Saturday, November 05, 2011

The Tie That Binds

The first time I ever got paid for writing something was in 1985. I'd forgotten about it until yesterday when I found myself in a dusty corner of Manchester University library faced with a long shelf containing bound volumes of The Times Educational Supplement from the sixties to the nineties. I remembered writing a piece for them, and some of the aftermath. I knew it had printed in August, and I knew it must have been the mid-eighties, so it was easy to find. Hint to aspiring writers of educational stuff - pitch your article in July: they are desperate to fill the August columns. My piece was a lighthearted one about the tyranny (which seems even more in evidence now) of the tie as an essential item of the male teacher's wardrobe. I never liked wearing them, and expressed my view in the article. I now wear ties for graduations and funerals, never for an ordinary day at work; but in a school, then as now, it was considered a major transgression not to wrap a piece of silk or polyester around your neck every day. So I wrote this:

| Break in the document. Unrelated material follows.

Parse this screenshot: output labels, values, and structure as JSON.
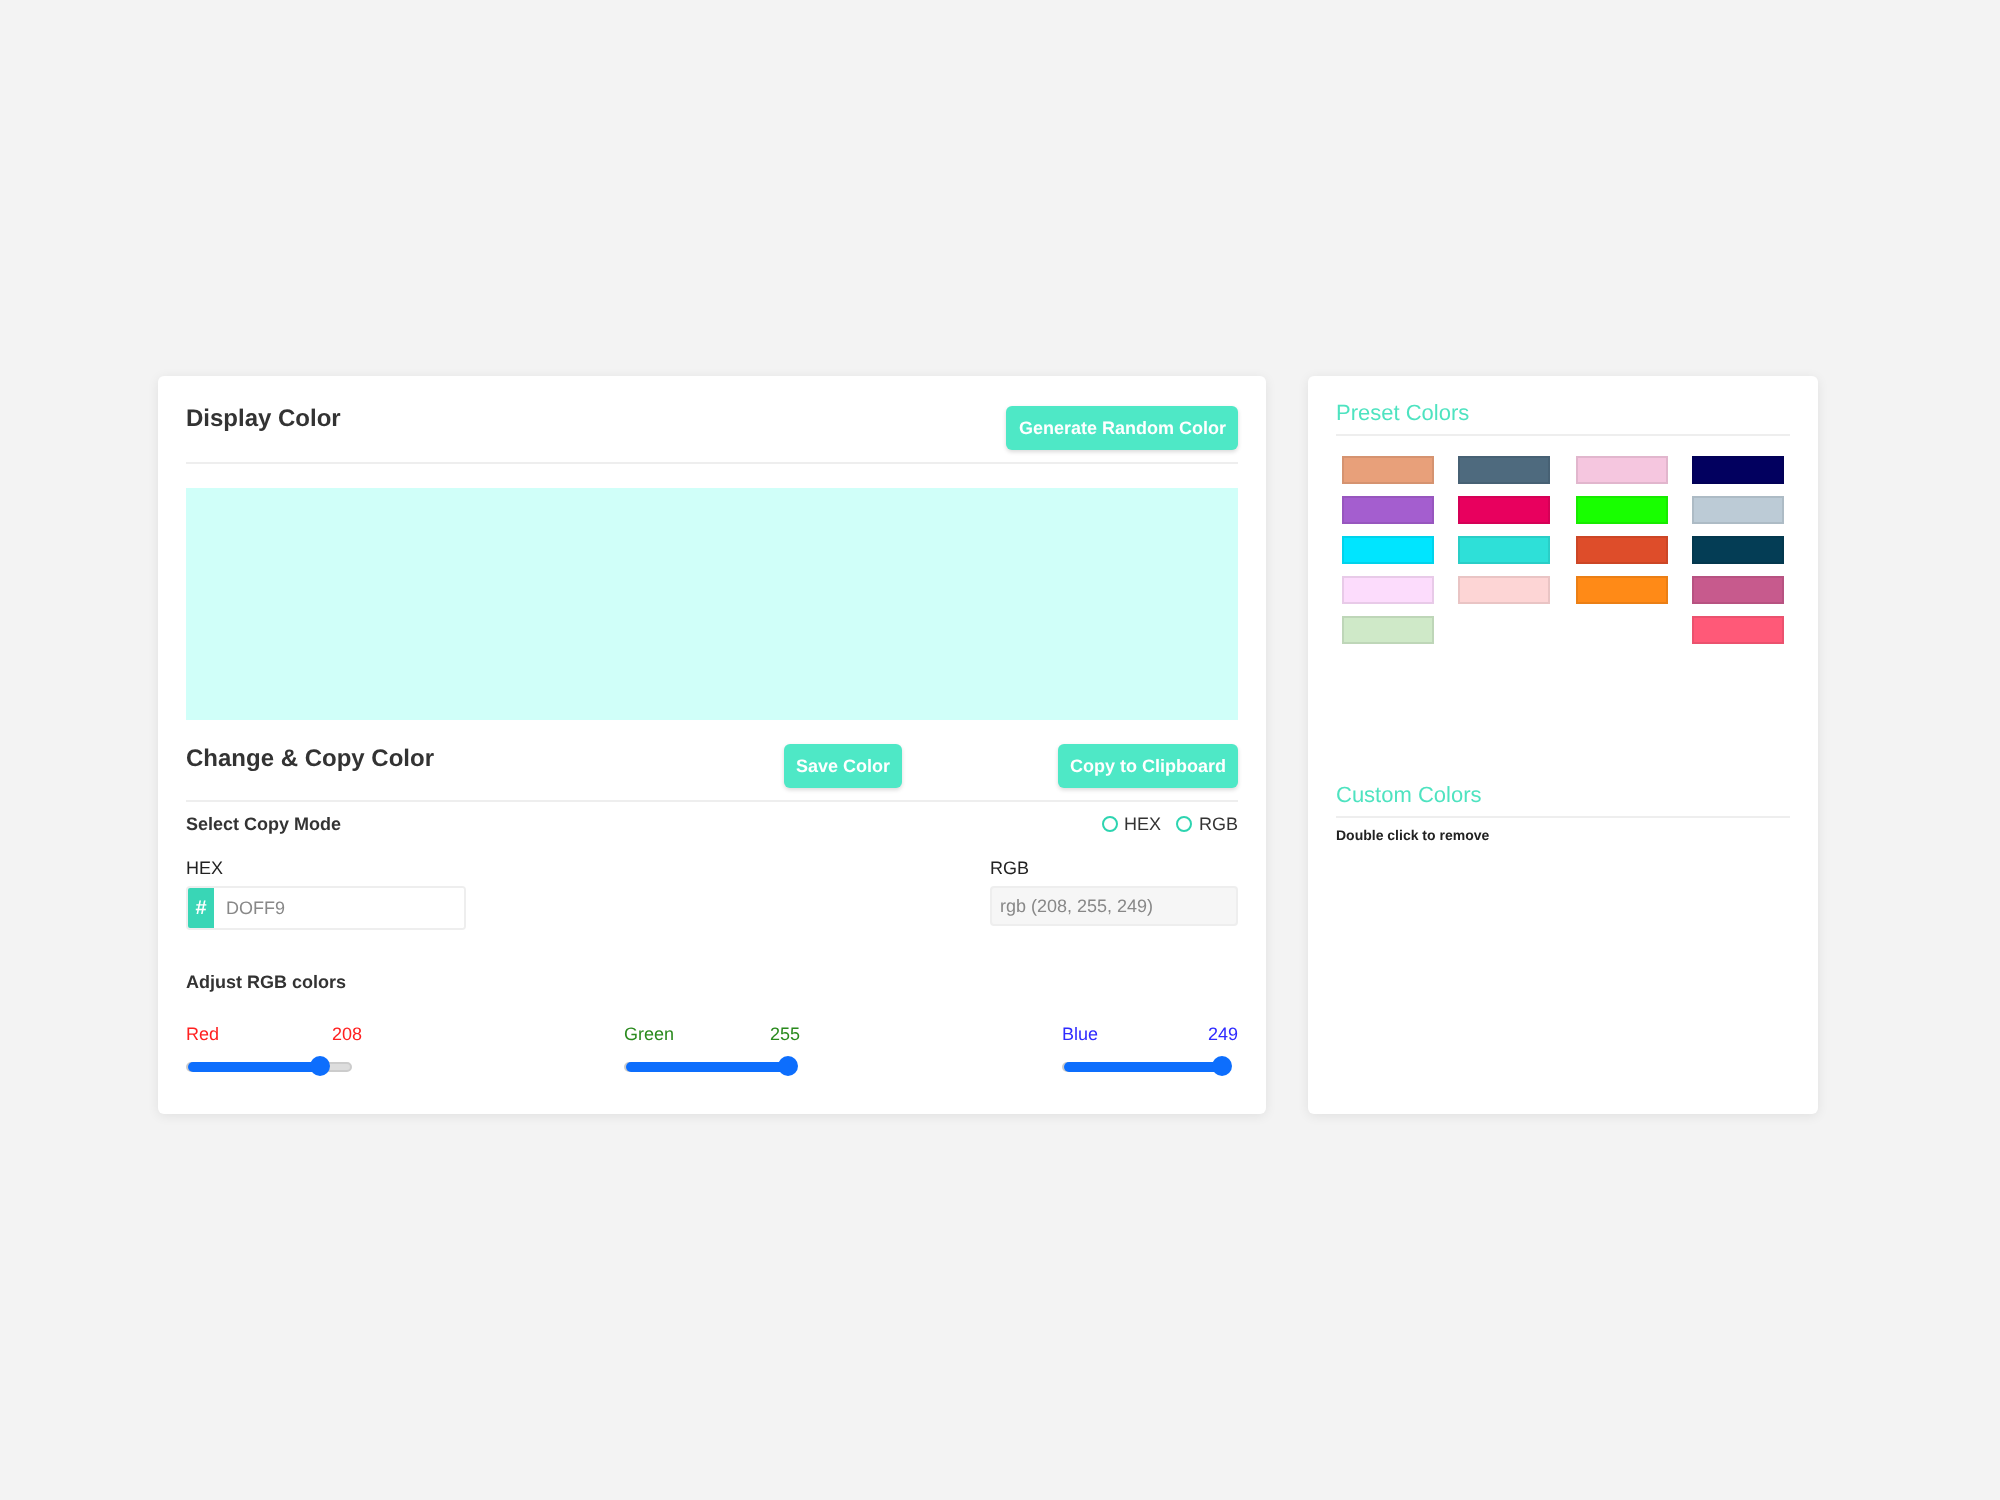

We were on holiday in France when the article was printed, and in those pre-mobile days, virtually uncontactable. About a week into the holiday, we found a working phone box and fed it with ten-franc pieces to speak to my father, just to report that we were having a great time. "Have you done something?" he said. "I'm sure I heard your name on the radio - something about an article.." I thought it must be the TES article, but didn't think much more about it until we got home, to find requests from various newspapers for interviews. By then, the moment had passed, of course. This was classic silly-season stuff, but I gathered that for a couple of days the article had generated phone-ins on radio shows and some brief comments in newspapers.  Probably the best part of the whole episode was the cartoon which accompanied the piece, reproduced above. I wish I could ever have looked that insouciant and elegant...